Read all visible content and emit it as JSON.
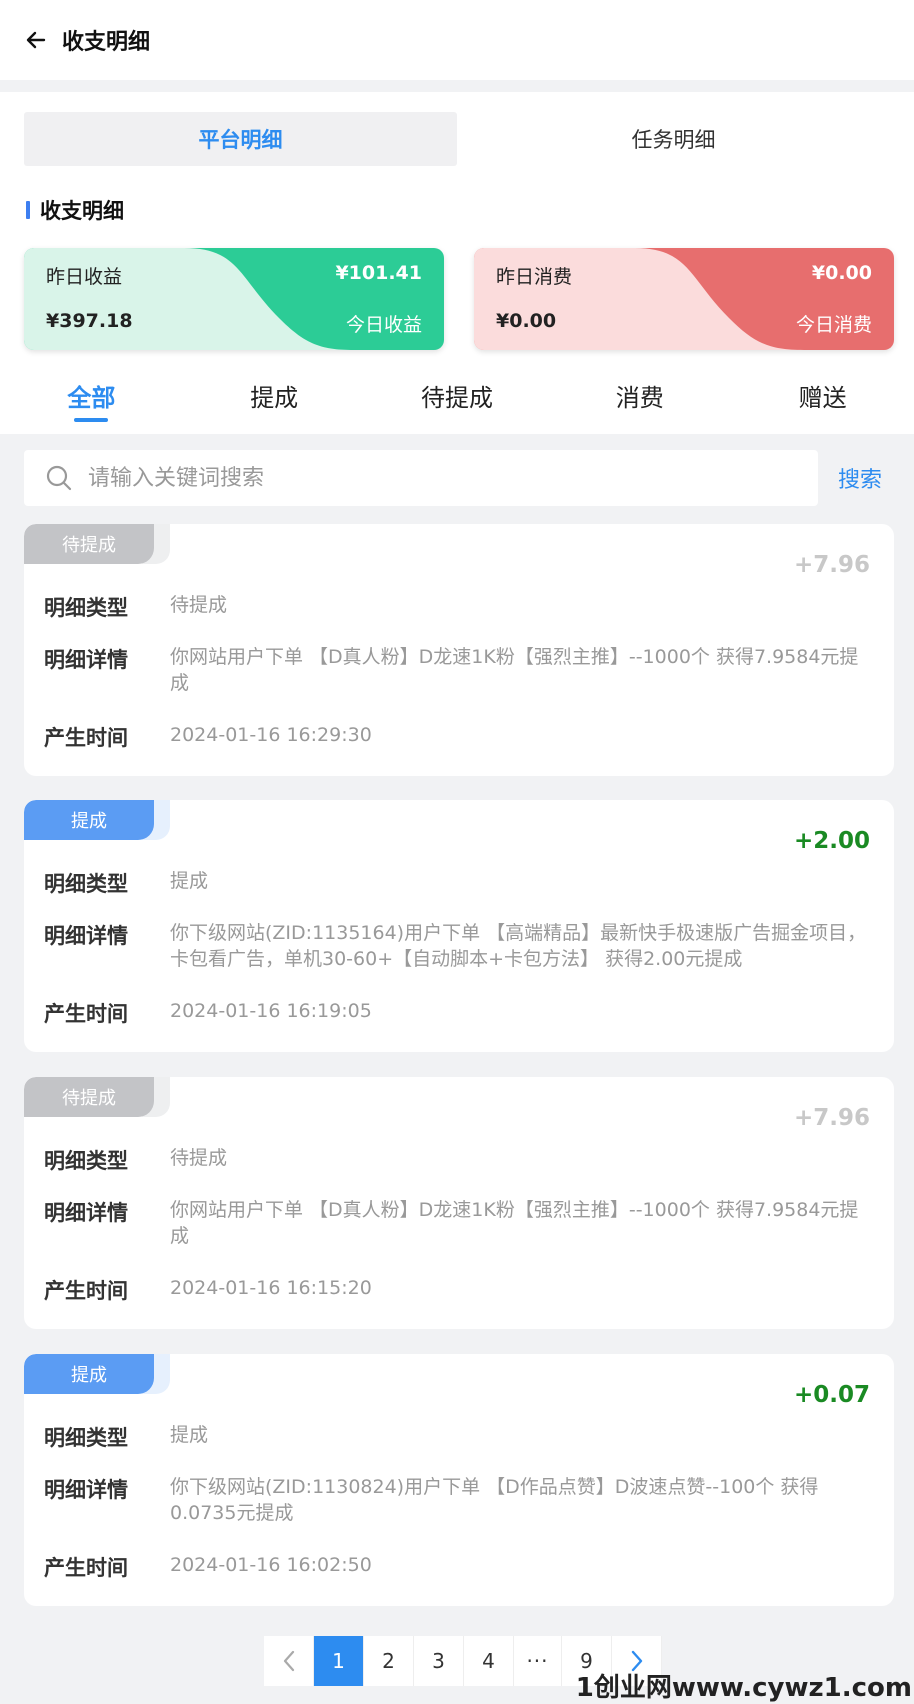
{
  "header": {
    "title": "收支明细"
  },
  "segments": {
    "items": [
      "平台明细",
      "任务明细"
    ]
  },
  "section": {
    "title": "收支明细"
  },
  "income_card": {
    "label_left_top": "昨日收益",
    "value_left_bottom": "¥397.18",
    "value_right_top": "¥101.41",
    "label_right_bottom": "今日收益",
    "color_start": "#e0f5ec",
    "color_end": "#2dcc96"
  },
  "expense_card": {
    "label_left_top": "昨日消费",
    "value_left_bottom": "¥0.00",
    "value_right_top": "¥0.00",
    "label_right_bottom": "今日消费",
    "color_start": "#fde6e6",
    "color_end": "#e86f6f"
  },
  "tabs": [
    "全部",
    "提成",
    "待提成",
    "消费",
    "赠送"
  ],
  "search": {
    "placeholder": "请输入关键词搜索",
    "button": "搜索"
  },
  "field_labels": {
    "type": "明细类型",
    "detail": "明细详情",
    "time": "产生时间"
  },
  "records": [
    {
      "badge": "待提成",
      "amount": "+7.96",
      "type": "待提成",
      "detail": "你网站用户下单 【D真人粉】D龙速1K粉【强烈主推】--1000个 获得7.9584元提成",
      "time": "2024-01-16 16:29:30"
    },
    {
      "badge": "提成",
      "amount": "+2.00",
      "type": "提成",
      "detail": "你下级网站(ZID:1135164)用户下单 【高端精品】最新快手极速版广告掘金项目，卡包看广告，单机30-60+【自动脚本+卡包方法】 获得2.00元提成",
      "time": "2024-01-16 16:19:05"
    },
    {
      "badge": "待提成",
      "amount": "+7.96",
      "type": "待提成",
      "detail": "你网站用户下单 【D真人粉】D龙速1K粉【强烈主推】--1000个 获得7.9584元提成",
      "time": "2024-01-16 16:15:20"
    },
    {
      "badge": "提成",
      "amount": "+0.07",
      "type": "提成",
      "detail": "你下级网站(ZID:1130824)用户下单 【D作品点赞】D波速点赞--100个 获得0.0735元提成",
      "time": "2024-01-16 16:02:50"
    }
  ],
  "pager": {
    "pages": [
      "1",
      "2",
      "3",
      "4",
      "···",
      "9"
    ],
    "current": "1"
  },
  "watermark": "1创业网www.cywz1.com"
}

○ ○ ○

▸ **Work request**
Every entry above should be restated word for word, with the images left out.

▸ **Exercise response**
Read all visible content and emit it as JSON.
{
  "header": {
    "title": "收支明细"
  },
  "segments": {
    "items": [
      "平台明细",
      "任务明细"
    ]
  },
  "section": {
    "title": "收支明细"
  },
  "income_card": {
    "label_left_top": "昨日收益",
    "value_left_bottom": "¥397.18",
    "value_right_top": "¥101.41",
    "label_right_bottom": "今日收益",
    "color_start": "#e0f5ec",
    "color_end": "#2dcc96"
  },
  "expense_card": {
    "label_left_top": "昨日消费",
    "value_left_bottom": "¥0.00",
    "value_right_top": "¥0.00",
    "label_right_bottom": "今日消费",
    "color_start": "#fde6e6",
    "color_end": "#e86f6f"
  },
  "tabs": [
    "全部",
    "提成",
    "待提成",
    "消费",
    "赠送"
  ],
  "search": {
    "placeholder": "请输入关键词搜索",
    "button": "搜索"
  },
  "field_labels": {
    "type": "明细类型",
    "detail": "明细详情",
    "time": "产生时间"
  },
  "records": [
    {
      "badge": "待提成",
      "amount": "+7.96",
      "type": "待提成",
      "detail": "你网站用户下单 【D真人粉】D龙速1K粉【强烈主推】--1000个 获得7.9584元提成",
      "time": "2024-01-16 16:29:30"
    },
    {
      "badge": "提成",
      "amount": "+2.00",
      "type": "提成",
      "detail": "你下级网站(ZID:1135164)用户下单 【高端精品】最新快手极速版广告掘金项目，卡包看广告，单机30-60+【自动脚本+卡包方法】 获得2.00元提成",
      "time": "2024-01-16 16:19:05"
    },
    {
      "badge": "待提成",
      "amount": "+7.96",
      "type": "待提成",
      "detail": "你网站用户下单 【D真人粉】D龙速1K粉【强烈主推】--1000个 获得7.9584元提成",
      "time": "2024-01-16 16:15:20"
    },
    {
      "badge": "提成",
      "amount": "+0.07",
      "type": "提成",
      "detail": "你下级网站(ZID:1130824)用户下单 【D作品点赞】D波速点赞--100个 获得0.0735元提成",
      "time": "2024-01-16 16:02:50"
    }
  ],
  "pager": {
    "pages": [
      "1",
      "2",
      "3",
      "4",
      "···",
      "9"
    ],
    "current": "1"
  },
  "watermark": "1创业网www.cywz1.com"
}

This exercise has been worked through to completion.